Along with the previously announced decision to re-up for another $300,000 bowl game sponsorship, the village plans to spend at least another $200,000 this year to get the word out that it's home to the country's largest industrial park.
The village board this week inked contracts with Lombard-based marketing firm Red Caffeine for $150,000 and Chicago-based public relations firm Bayless Communications for $54,000 to handle various aspects of the ongoing marketing effort.
Red Caffeine helped launch Elk Grove's Beyond Business Friendly campaign in 2013, starting with TV and radio commercials, print advertising and digital billboards. Much of its work of late has focused on targeting businesses through an email and web campaign, the website egvbizhub.com, a podcast series, the annual Made in Elk Grove Expo, and other business networking events.
While Red Caffeine helped handle some marketing related to the village's initial sponsorship of the bowl game, village officials this year decided to allow a different firm, 4FRONT, to handle more of that work. 4FRONT, a Chicago-based sports marketing agency, helped broker the village's deal with ESPN Events for the Dec. 21, 2018 game in Nassau, Bahamas.
"It's like a surgeon will handle the Bahamas Bowl and the regular doctor will handle everything else," Mayor Craig Johnson said.

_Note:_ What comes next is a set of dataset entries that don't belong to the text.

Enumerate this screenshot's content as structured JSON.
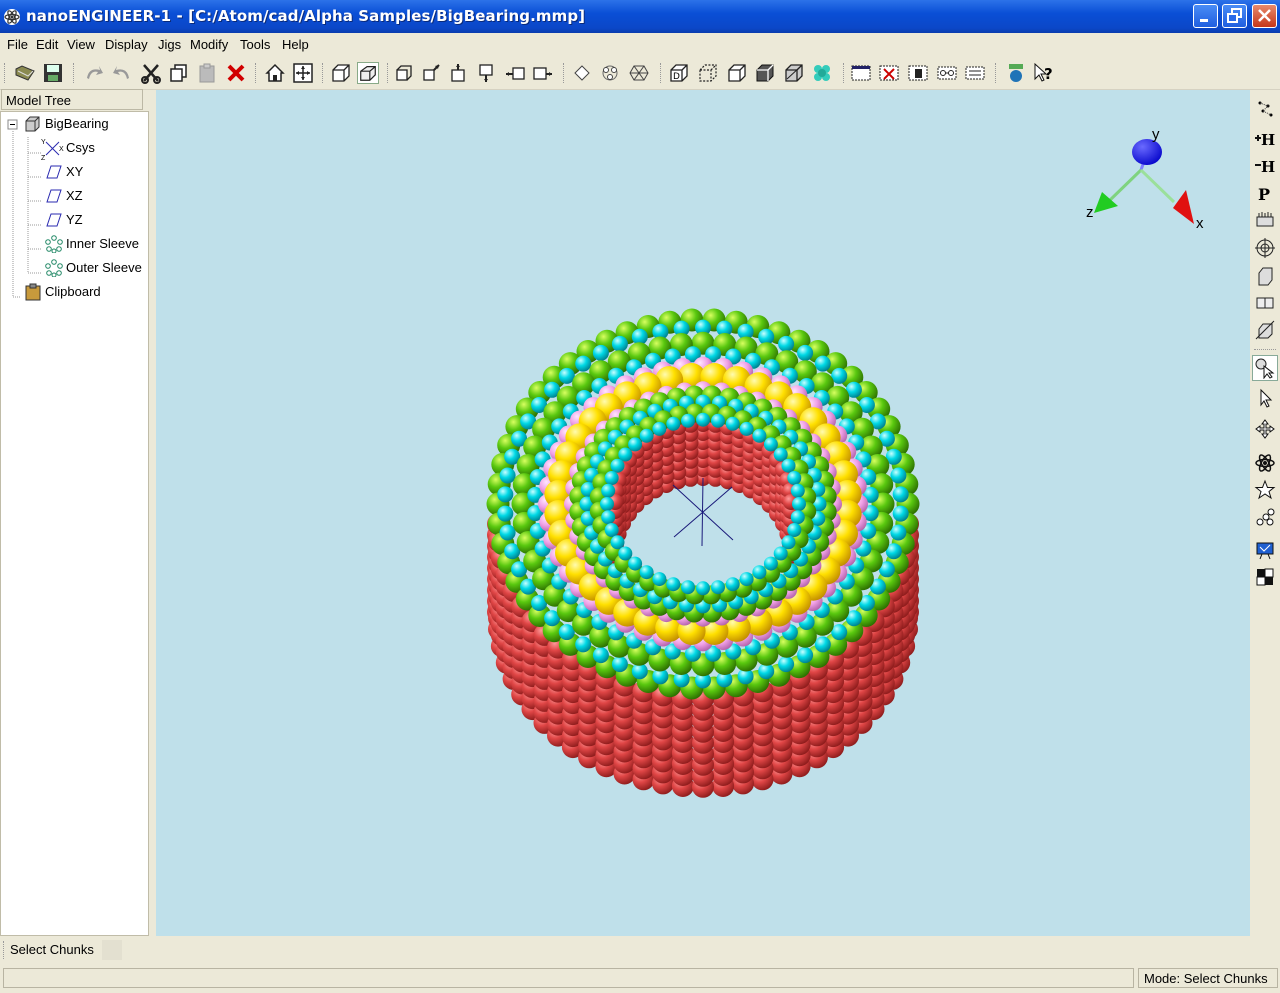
{
  "window": {
    "title": "nanoENGINEER-1 - [C:/Atom/cad/Alpha Samples/BigBearing.mmp]"
  },
  "menu": [
    "File",
    "Edit",
    "View",
    "Display",
    "Jigs",
    "Modify",
    "Tools",
    "Help"
  ],
  "model_tree": {
    "header": "Model Tree",
    "root": "BigBearing",
    "items": [
      "Csys",
      "XY",
      "XZ",
      "YZ",
      "Inner Sleeve",
      "Outer Sleeve"
    ],
    "clipboard": "Clipboard",
    "csys_axes": {
      "y": "Y",
      "z": "Z",
      "x": "X"
    }
  },
  "viewport": {
    "background": "#bfe0ea",
    "axes": {
      "y": "y",
      "z": "z",
      "x": "x"
    },
    "colors": {
      "carbon": "#59c80f",
      "hydrogen": "#00d9e6",
      "sulfur": "#ffe000",
      "silicon": "#f0a0e6",
      "oxygen": "#e04646"
    }
  },
  "mode_toolbar": {
    "label": "Select Chunks"
  },
  "status": {
    "message": "",
    "mode": "Mode: Select Chunks"
  },
  "toolbar_icons": [
    "open-icon",
    "save-icon",
    "undo-icon",
    "redo-icon",
    "cut-icon",
    "copy-icon",
    "paste-icon",
    "delete-icon",
    "home-view-icon",
    "zoom-to-fit-icon",
    "ortho-icon",
    "perspective-icon",
    "front-view-icon",
    "back-view-icon",
    "top-view-icon",
    "bottom-view-icon",
    "left-view-icon",
    "right-view-icon",
    "select-atoms-icon",
    "select-chunks-icon",
    "move-icon",
    "default-display-icon",
    "invisible-display-icon",
    "lines-display-icon",
    "ball-stick-display-icon",
    "tubes-display-icon",
    "vdw-display-icon",
    "select-all-icon",
    "select-none-icon",
    "invert-selection-icon",
    "connected-icon",
    "doubly-icon",
    "element-color-icon",
    "whats-this-icon"
  ]
}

At the same time, the village is bringing in PR guru David Bayless to support overall business recruitment and retention efforts, which will include publicity for the bowl game, business expo, and Elk Grove Technology Park now under construction. Bayless helped promote Elk Grove Village Cares, the village-led effort to battle the opioid crisis launched last year.
The village spent about $550,000 on marketing last year -- including the Bahamas Bowl sponsorship -- and is on track to spend about the same this year, Johnson said.